New York Poker Bill Must Pass Assembly

Senate Bill S3898, introduced and sponsored by Senator John Bonacic, will allow for some interactive poker games to be legal in the State of New York. The bill was originally introduced to Racing, Gaming and Wagering on January 27, 2017. On June 13, 2017 the bill was passed in the Senate by a 53-9 vote. This bill has previously died in the Senate three times, back in 2014, 2015, and 2016. Although the bill has passed in the Senate before this is the first time that the bill has made it to the Assembly.

The bill claims that some interactive poker games are not games of luck; rather these games are games of skill. Two games of particular focus are online “Texas Hold’em” and “Omaha Hold’em.” This bill would enable the New York State Gaming Commission to award 11 licenses to online poker operators. These online poker operators could work alongside other online poker operators in other states that allow for legal online poker with similar regulations.

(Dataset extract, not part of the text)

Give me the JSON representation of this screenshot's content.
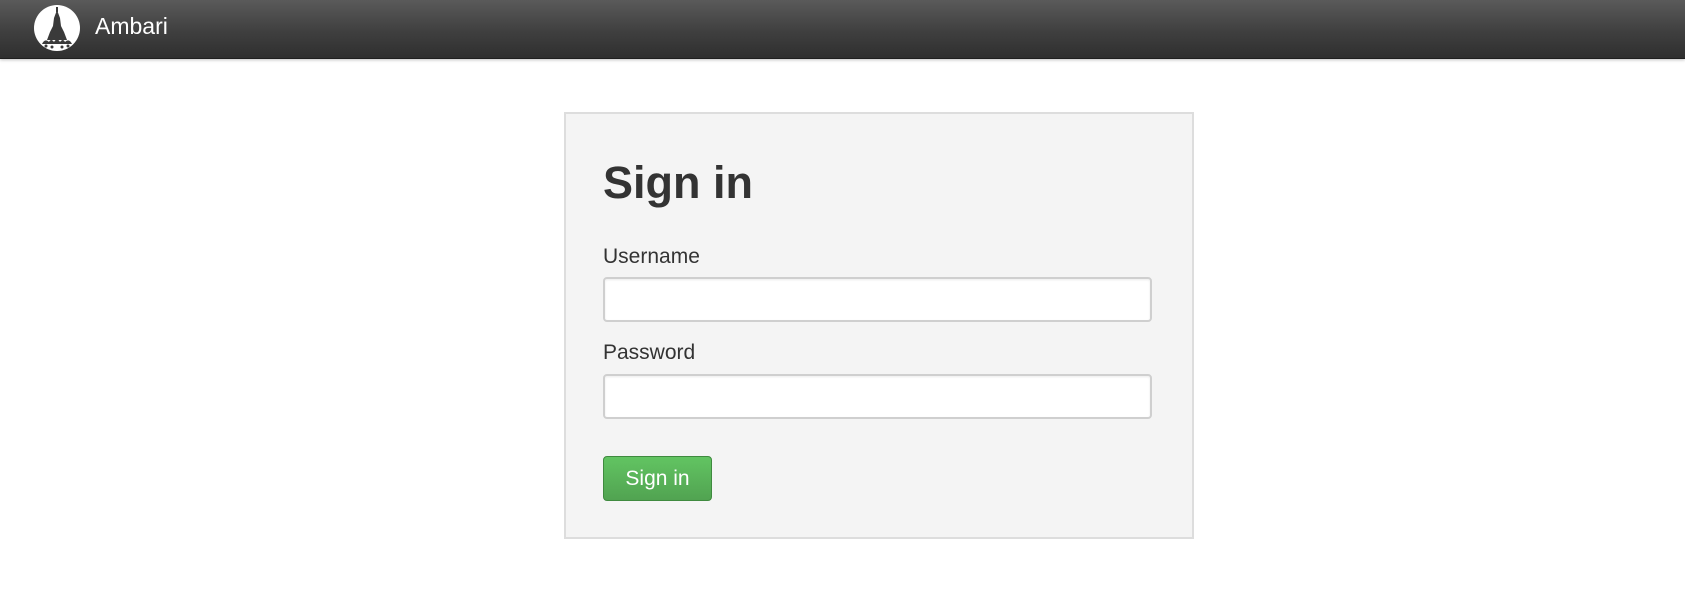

Currently, online poker gambling is illegal in the State of New York. This bill would enable the State of New York to oversee activities that are already occurring. New York could then regulate how these activities occur and make money for the state in the process. The State of New York would receive additional revenue with the passing of this bill. The bill’s proposed tax rate is 15 percent. In addition to tax revenue from the online poker industry there would be additional revenue from the required licenses fees that are correlated with an online poker industry.

Operators who want to participate in this legal online poker industry will be required to meet high standards which will be set by the State of New York. These operators will have to offer a limited amount of games, and the games offered must require a high level of skill. Operators will have to prevent minors (anyone under the age of 21) from participating in their online poker games. For those members who are allowed to participate, operators will be required to prevent compulsive gambling and protect their consumers.